Food Labels: How To Read Them Without Being Tricked

As a health-conscious consumer, you may rely on food labels to inform you of what you put into your body. While it’s good practice to always read food labels, it may discourage you to learn that labels aren’t always transparent. Many labels are purposely complex — and spare — so as to hide the true nutritional value (or lack thereof) of the products within the packaging. So that you don’t fall victim to misrepresentations, it may be worth your while to learn how to interpret food labels accurately. Below are a few tips to help you out.  

Always Check the Serving Size

If you rely on food labels to tell you how much of any given ingredient is in a certain product, it’s crucial that you don’t rely on the numbers alone. First, check out the serving size information.

Most packaged foods contain more than one serving. For instance, a can of soup typically contains two servings. A box of Cheez-Its contains 12 servings. You can generally find both the serving size and the number of servings per container at the top of the food label. The nutritional values listed next to each ingredient apply to each serving, not the entire container. So, if a serving size of soup is half a can and you eat the whole can, you consume twice the amount of calories, fat and nutrients listed on the label.

Double Check the Calorie Count

In addition to highlighting serving size, most food labels like to draw attention to calorie counts.

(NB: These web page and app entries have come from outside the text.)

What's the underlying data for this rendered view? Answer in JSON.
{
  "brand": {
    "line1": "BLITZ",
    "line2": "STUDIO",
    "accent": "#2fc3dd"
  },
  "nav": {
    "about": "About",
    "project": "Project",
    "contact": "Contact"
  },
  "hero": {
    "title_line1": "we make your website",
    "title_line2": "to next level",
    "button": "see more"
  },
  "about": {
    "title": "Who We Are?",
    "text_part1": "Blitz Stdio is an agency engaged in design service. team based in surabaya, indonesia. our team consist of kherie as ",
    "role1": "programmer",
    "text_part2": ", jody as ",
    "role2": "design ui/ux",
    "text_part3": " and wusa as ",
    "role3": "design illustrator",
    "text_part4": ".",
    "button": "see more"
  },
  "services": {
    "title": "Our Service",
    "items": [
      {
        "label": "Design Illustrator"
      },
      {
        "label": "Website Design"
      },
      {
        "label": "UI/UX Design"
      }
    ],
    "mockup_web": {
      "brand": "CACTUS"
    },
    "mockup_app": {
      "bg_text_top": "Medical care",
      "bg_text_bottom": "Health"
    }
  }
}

Because calories provide a measure of energy you gain from a serving of food — and because they directly contribute to weight goals — many health-conscious consumers strive to control the number of calories they consume on a daily basis. If you’re one such consumer, compare the advertised calorie count with the serving size. If a package asserts that the contents within contain 120 calories but the container contains 4 servings, the actual calorie count is 480.

Calculate % Daily Value

The % daily value refers to the percentage of the daily value of nutrients that each serving contains. More specifically, these values tell you how much a food or beverage contributes to your daily diet. The DVs are merely recommendations for how much of a particular ingredient you should consume or not exceed each day and are based on a 2,000-calorie-per-day diet. For example, if a food contains 3% cholesterol, it provides 3% of the total amount of cholesterol a person who needs 2,000 calories a day should consume.

The DV percentages can help you assess just how nutritional or non-nutritional a food or beverage is. DVs of 5% or less are low in nutrients. DVs of 20% or more, on other hand, have a high nutrient count per serving. That said, whether a food is good for you depends on which ingredients have high DVs. Foods with high % daily values of vitamin D, iron, calcium, fiber and potassium are nutritious. Foods that are high in sodium, saturated fats and added sugars, however, are not.

Ignore Front-of-Box Labels

If you take anything away from this article, let it be this: Ignore all the claims and assertions on front-of-box labels. Front labels are not regulated and often use misleading — and sometimes downright false — health claims to lure health-conscious consumers into making impulse purchases. If you think you are above falling for these tactics, know that research indicates that front-of-box health claims convince an overwhelming majority of people to purchase a product.

Manufacturers are tricky with their food labels. If you are serious about building and maintaining a healthy lifestyle, you need to outsmart them by learning how to read labels accurately.